*Aim of the task:* Pick out all lines of the entries that include the word "label" and copy them.

(Source information)

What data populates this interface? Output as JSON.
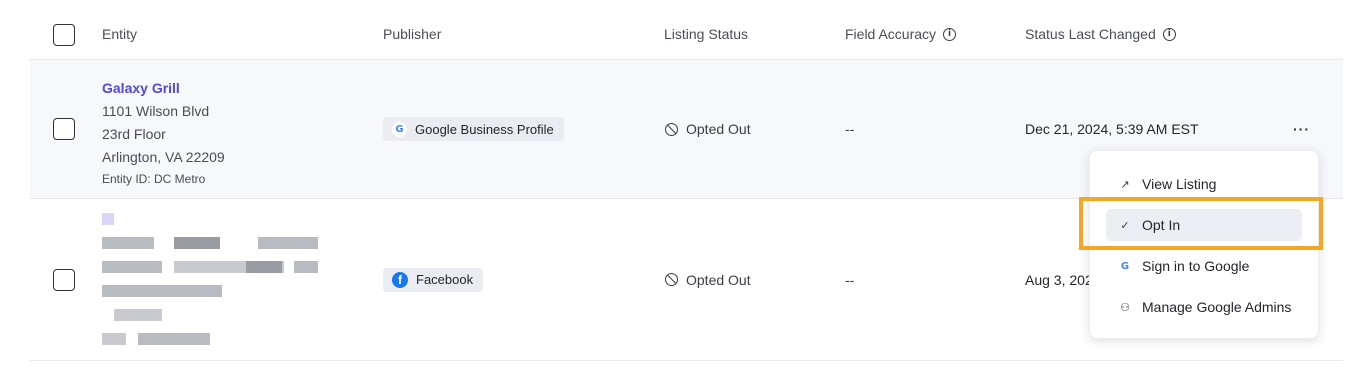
{
  "headers": {
    "entity": "Entity",
    "publisher": "Publisher",
    "listing_status": "Listing Status",
    "field_accuracy": "Field Accuracy",
    "status_last_changed": "Status Last Changed"
  },
  "rows": [
    {
      "entity_name": "Galaxy Grill",
      "address_line1": "1101 Wilson Blvd",
      "address_line2": "23rd Floor",
      "address_line3": "Arlington, VA 22209",
      "entity_id": "Entity ID: DC Metro",
      "publisher": "Google Business Profile",
      "publisher_icon": "google-icon",
      "listing_status": "Opted Out",
      "field_accuracy": "--",
      "status_last_changed": "Dec 21, 2024, 5:39 AM EST",
      "more": "···"
    },
    {
      "publisher": "Facebook",
      "publisher_icon": "facebook-icon",
      "listing_status": "Opted Out",
      "field_accuracy": "--",
      "status_last_changed": "Aug 3, 202"
    }
  ],
  "menu": {
    "items": [
      {
        "label": "View Listing",
        "icon": "external-link-icon"
      },
      {
        "label": "Opt In",
        "icon": "check-icon"
      },
      {
        "label": "Sign in to Google",
        "icon": "google-icon"
      },
      {
        "label": "Manage Google Admins",
        "icon": "admins-icon"
      }
    ]
  },
  "colors": {
    "accent": "#5047e0",
    "highlight": "#f5a623",
    "row_selected_bg": "#f6f8fc",
    "facebook": "#1877f2"
  }
}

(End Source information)

*Result:*
        "label": "View Listing",
        "label": "Opt In",
        "label": "Sign in to Google",
        "label": "Manage Google Admins",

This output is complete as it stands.